Manitoba minimum wage increases but advocate says it isn't enough
Wage will rise from $11.35 per hour to $11.65 per hour as of Oct. 1
Manitobans earning minimum wage will their paycheques grow, as the province's minimum wage will increase by 30 cents to $11.65 per hour, as of Oct. 1. But an anti-poverty advocate says it will not translate into more money in people's pockets.
Josh Brandon says the increase won't make much of a difference, as it keeps pace with inflation.
"Basically $11.35 an hour last year, pretty much buys you about exactly what $11.65 will buy you this year," Brandon told CBC News. "It just keeps workers treading water."
When the increase was announced in a media release last March, Manitoba's Growth, Enterprise and Trade Minister Blaine Pedersen boasted that the increase "will help our economy continue to attract new investment and participation in the workforce."

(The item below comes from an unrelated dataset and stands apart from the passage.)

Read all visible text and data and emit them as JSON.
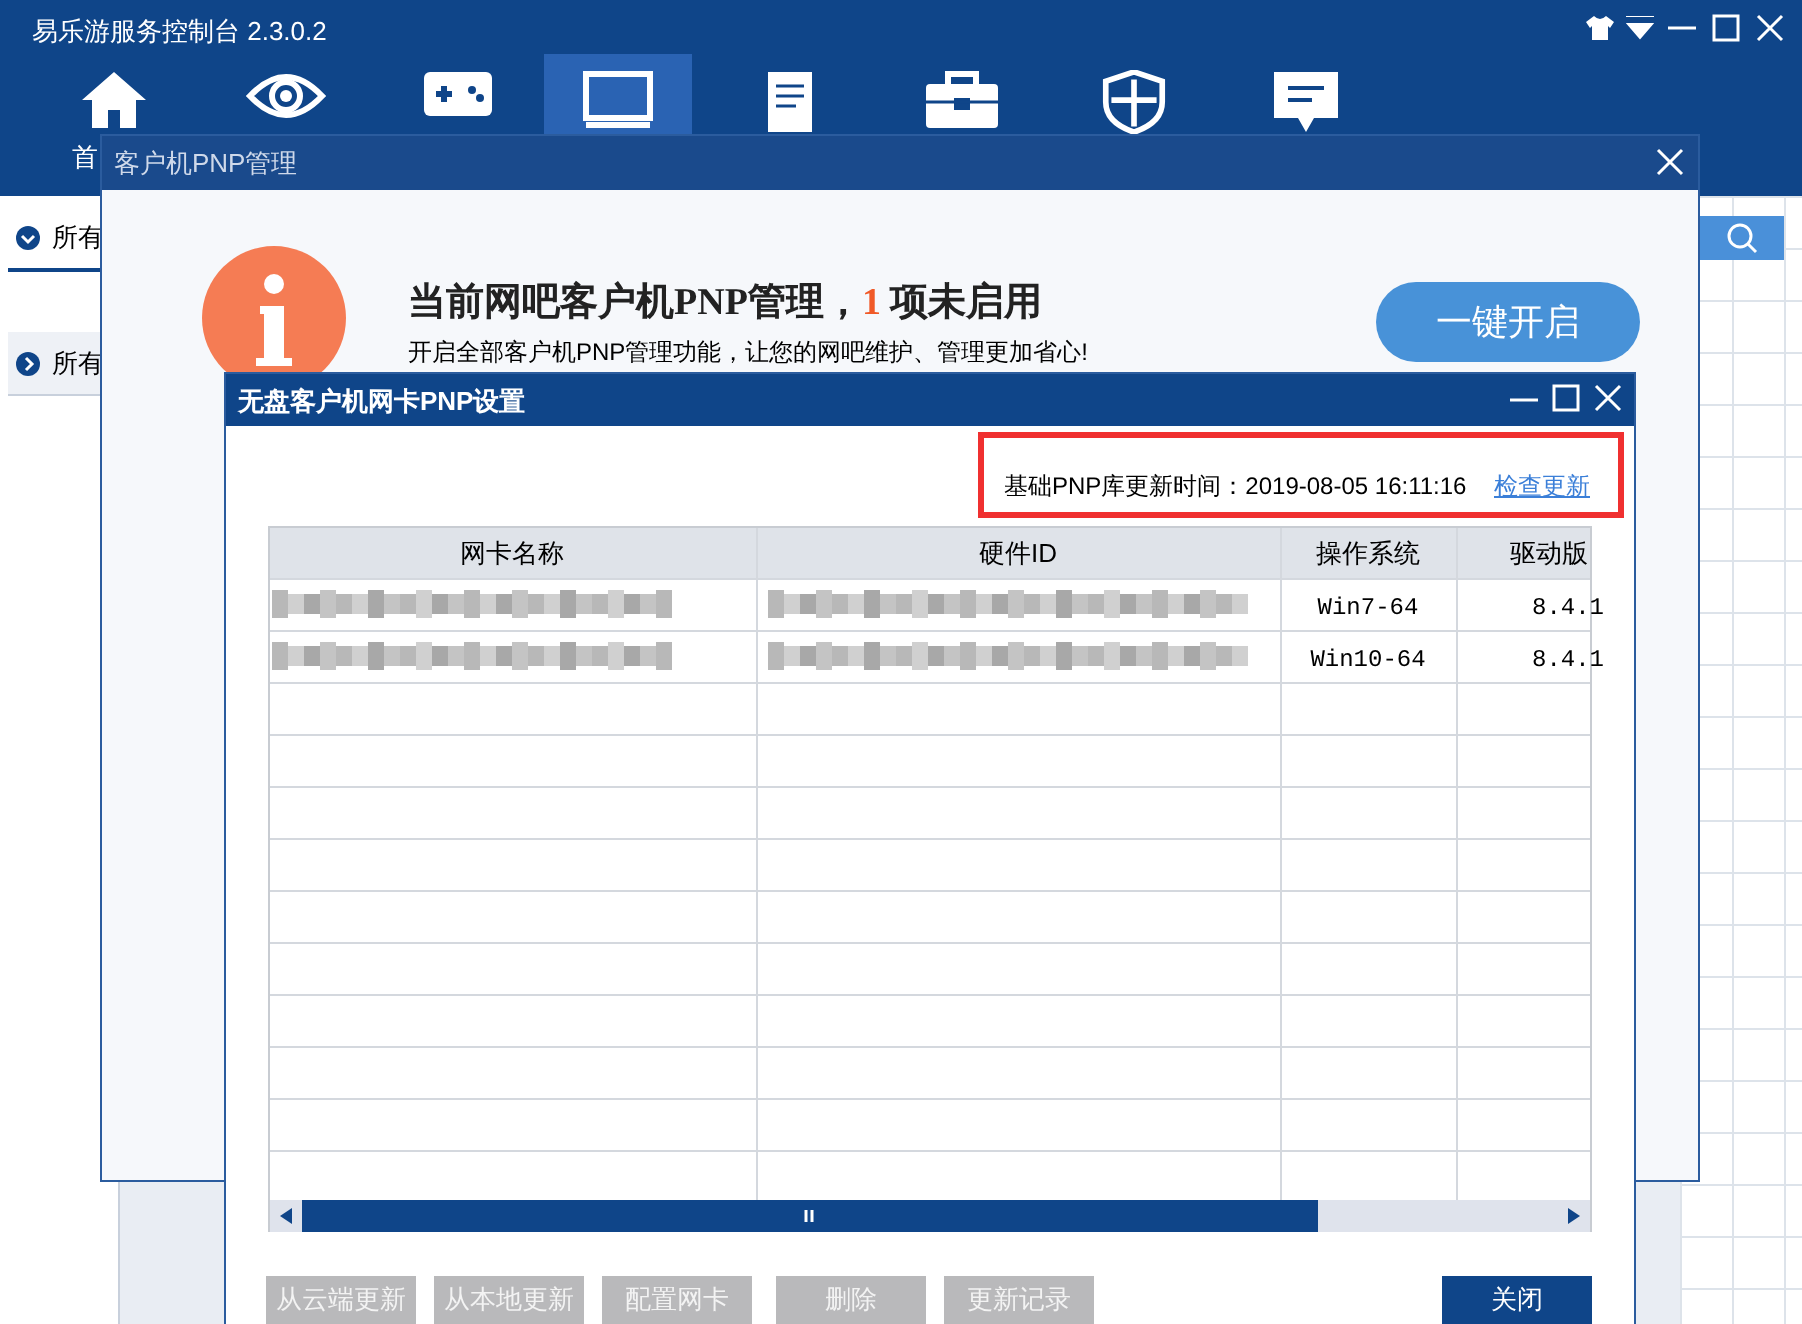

However, the 30-cent adjustment was based on the province's 2018 inflation rate of 2.5 cents, rounded up to the nearest five cents.
"Workers in Manitoba are working hard, and low-wage workers are working extra hard, because they are often having to take extra shifts to make ends meet," said Brandon, adding that increasing rent and food prices are not helping that struggle.
"We need to make sure that every worker finds that their job is a path out of poverty, it shouldn't be keeping you in poverty."
Brandon says the stereotype that minimum wage workers are young people living at home, or people trying to earn an extra buck, is wrong. In reality, he says, it's a diverse demographic that consists of mostly adults over the age of 20, as well as families.
Ontario has a minimum wage of $14 per hour, while Alberta's is even higher at $15 an hour. Brandon says that's where Manitoba should be aiming, because those are closer to living wages.